Due to the risk of inducing an immediate type I (IgE-mediated) allergic response, proteins intended for use in consumer products must be investigated for their allergenic potential before introduction into the marketplace. The FAO/WHO guidelines for computational assessment of allergenic potential of proteins based on short peptide hits and linear sequence window identity thresholds misclassify many proteins as allergens.

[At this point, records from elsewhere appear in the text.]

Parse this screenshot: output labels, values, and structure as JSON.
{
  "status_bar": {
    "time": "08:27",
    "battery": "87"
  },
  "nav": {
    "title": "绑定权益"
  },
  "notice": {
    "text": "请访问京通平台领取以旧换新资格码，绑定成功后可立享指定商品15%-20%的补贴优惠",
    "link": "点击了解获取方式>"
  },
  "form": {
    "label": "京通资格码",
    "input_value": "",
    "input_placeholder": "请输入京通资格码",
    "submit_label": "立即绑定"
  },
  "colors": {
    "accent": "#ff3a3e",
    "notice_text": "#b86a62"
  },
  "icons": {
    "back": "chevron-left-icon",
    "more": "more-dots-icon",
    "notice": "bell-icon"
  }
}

We developed AllerCatPro which predicts the allergenic potential of proteins based on similarity of their 3D protein structure as well as their amino acid sequence compared to a dataset of known protein allergens comprising of 4180 unique allergenic protein sequences derived from the union of the major databases FARRP, COMPARE, WHO/IUIS, UniProtKB and Allergome. We extended the hexamer hit rule by removing peptides with high probability of random occurrence measured by sequence entropy as well as requiring 3 or more hexamer hits consistent with natural linear epitope patterns in known allergens. This is complemented with a Gluten-like repeat pattern detection. We also switched from a linear sequence window similarity to a B cell epitope-like 3D surface similarity window which became possible through extensive 3D structure modelling covering the majority (74%) of allergens. In case no structure similarity is found, the decision workflow reverts to the old linear sequence window rule. The overall accuracy of AllerCatPro is 84% compared to other current methods which range from 51 to 73%. Both the FAO/WHO rules and AllerCatPro achieve highest sensitivity but AllerCatPro provides a 37-fold increase in specificity.
Supplementary data are available at Bioinformatics online.